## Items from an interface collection
================

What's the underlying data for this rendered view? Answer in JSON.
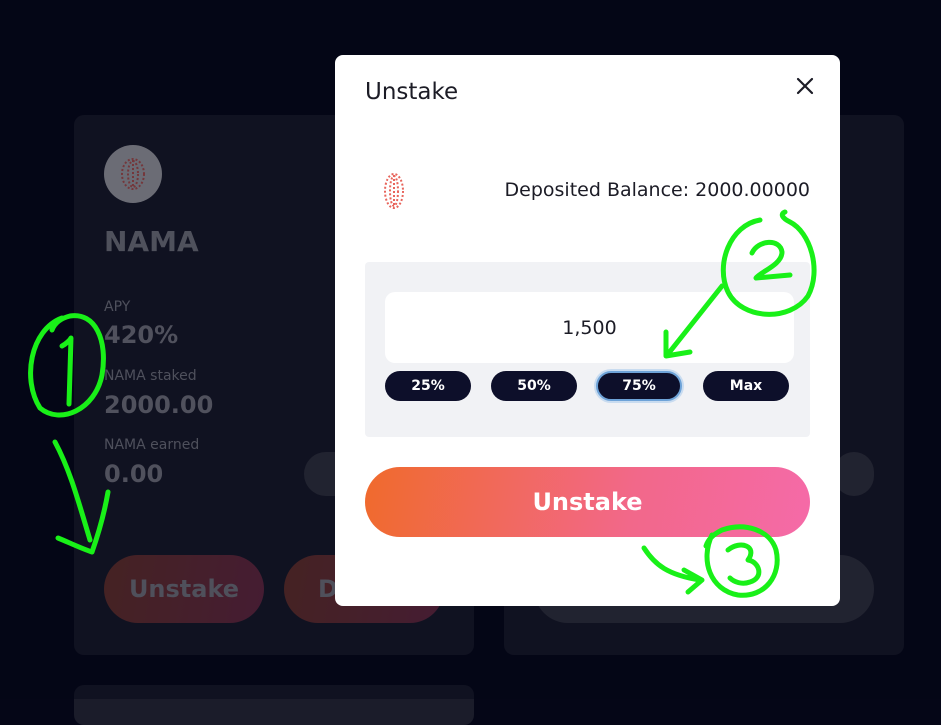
{
  "background_card": {
    "token_name": "NAMA",
    "apy_label": "APY",
    "apy_value": "420%",
    "staked_label": "NAMA staked",
    "staked_value": "2000.00",
    "earned_label": "NAMA earned",
    "earned_value": "0.00",
    "unstake_label": "Unstake",
    "deposit_label_partial": "D"
  },
  "modal": {
    "title": "Unstake",
    "deposited_balance": "Deposited Balance: 2000.00000",
    "amount_value": "1,500",
    "percent_buttons": [
      "25%",
      "50%",
      "75%",
      "Max"
    ],
    "active_percent": "75%",
    "unstake_button": "Unstake"
  },
  "annotations": [
    "1",
    "2",
    "3"
  ],
  "colors": {
    "page_bg": "#050617",
    "card_bg": "#1b1c2a",
    "pill_dark": "#0d0f2a",
    "accent_gradient_start": "#f06a2c",
    "accent_gradient_end": "#f56aa8",
    "annotation_green": "#19f018"
  }
}
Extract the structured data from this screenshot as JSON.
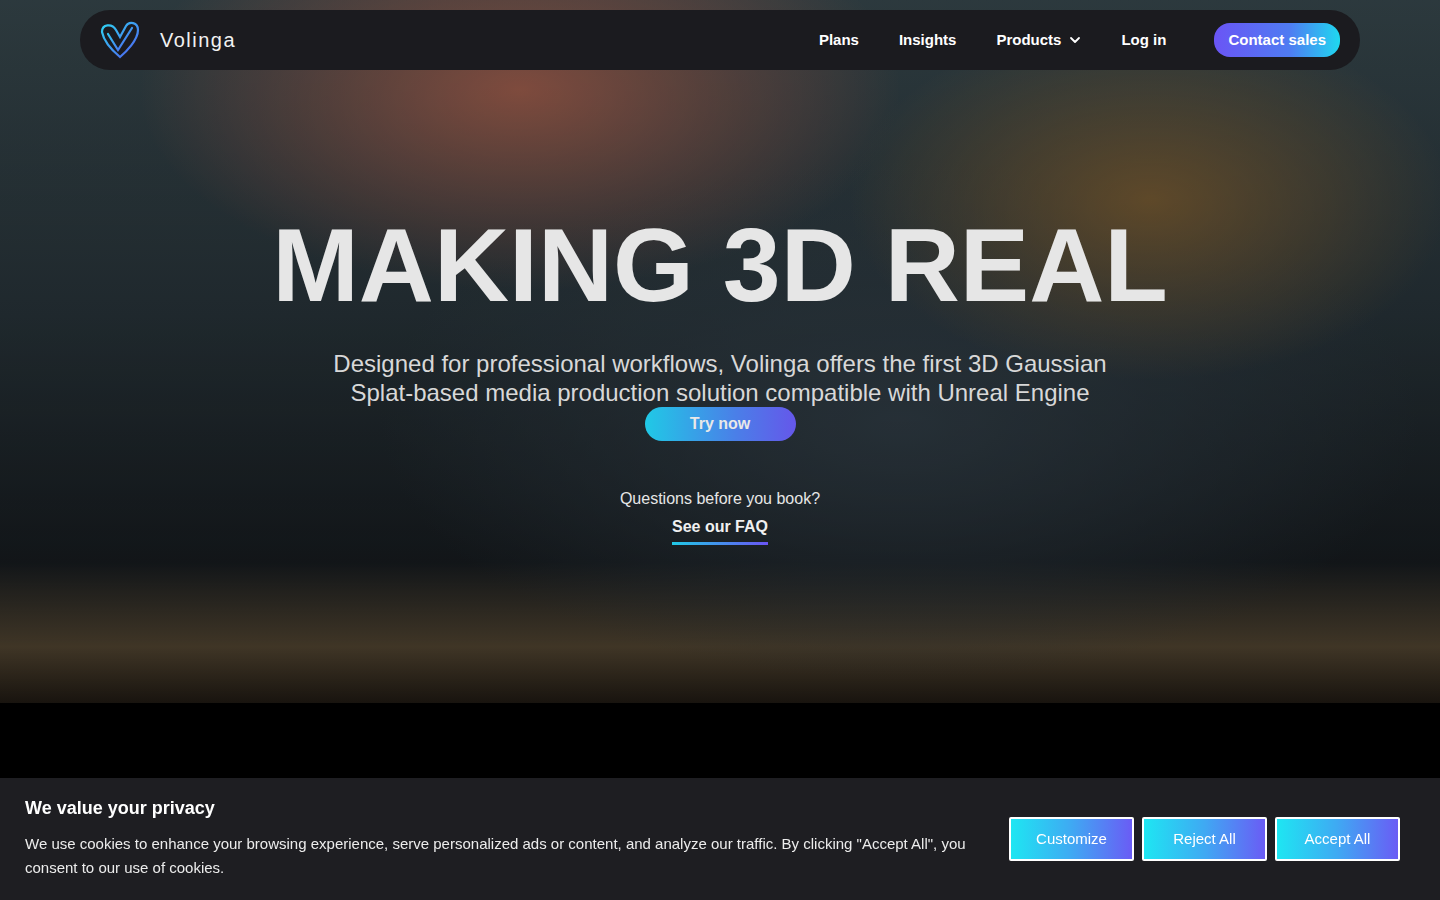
{
  "nav": {
    "brand": "Volinga",
    "links": [
      {
        "label": "Plans",
        "kind": "link"
      },
      {
        "label": "Insights",
        "kind": "link"
      },
      {
        "label": "Products",
        "kind": "dropdown"
      },
      {
        "label": "Log in",
        "kind": "link"
      }
    ],
    "cta": "Contact sales"
  },
  "hero": {
    "title": "MAKING 3D REAL",
    "subtitle": "Designed for professional workflows, Volinga offers the first 3D Gaussian Splat-based media production solution compatible with Unreal Engine",
    "button": "Try now",
    "faq_prompt": "Questions before you book?",
    "faq_link": "See our FAQ"
  },
  "cookie_banner": {
    "title": "We value your privacy",
    "text": "We use cookies to enhance your browsing experience, serve personalized ads or content, and analyze our traffic. By clicking \"Accept All\", you consent to our use of cookies.",
    "buttons": [
      "Customize",
      "Reject All",
      "Accept All"
    ]
  }
}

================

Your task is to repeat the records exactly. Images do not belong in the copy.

## Solution for this problem
What's the underlying data for this rendered view? Answer in JSON.
{
  "background_card": {
    "token_name": "NAMA",
    "apy_label": "APY",
    "apy_value": "420%",
    "staked_label": "NAMA staked",
    "staked_value": "2000.00",
    "earned_label": "NAMA earned",
    "earned_value": "0.00",
    "unstake_label": "Unstake",
    "deposit_label_partial": "D"
  },
  "modal": {
    "title": "Unstake",
    "deposited_balance": "Deposited Balance: 2000.00000",
    "amount_value": "1,500",
    "percent_buttons": [
      "25%",
      "50%",
      "75%",
      "Max"
    ],
    "active_percent": "75%",
    "unstake_button": "Unstake"
  },
  "annotations": [
    "1",
    "2",
    "3"
  ],
  "colors": {
    "page_bg": "#050617",
    "card_bg": "#1b1c2a",
    "pill_dark": "#0d0f2a",
    "accent_gradient_start": "#f06a2c",
    "accent_gradient_end": "#f56aa8",
    "annotation_green": "#19f018"
  }
}
Extract the structured data from this screenshot as JSON.
{
  "nav": {
    "brand": "Volinga",
    "links": [
      {
        "label": "Plans",
        "kind": "link"
      },
      {
        "label": "Insights",
        "kind": "link"
      },
      {
        "label": "Products",
        "kind": "dropdown"
      },
      {
        "label": "Log in",
        "kind": "link"
      }
    ],
    "cta": "Contact sales"
  },
  "hero": {
    "title": "MAKING 3D REAL",
    "subtitle": "Designed for professional workflows, Volinga offers the first 3D Gaussian Splat-based media production solution compatible with Unreal Engine",
    "button": "Try now",
    "faq_prompt": "Questions before you book?",
    "faq_link": "See our FAQ"
  },
  "cookie_banner": {
    "title": "We value your privacy",
    "text": "We use cookies to enhance your browsing experience, serve personalized ads or content, and analyze our traffic. By clicking \"Accept All\", you consent to our use of cookies.",
    "buttons": [
      "Customize",
      "Reject All",
      "Accept All"
    ]
  }
}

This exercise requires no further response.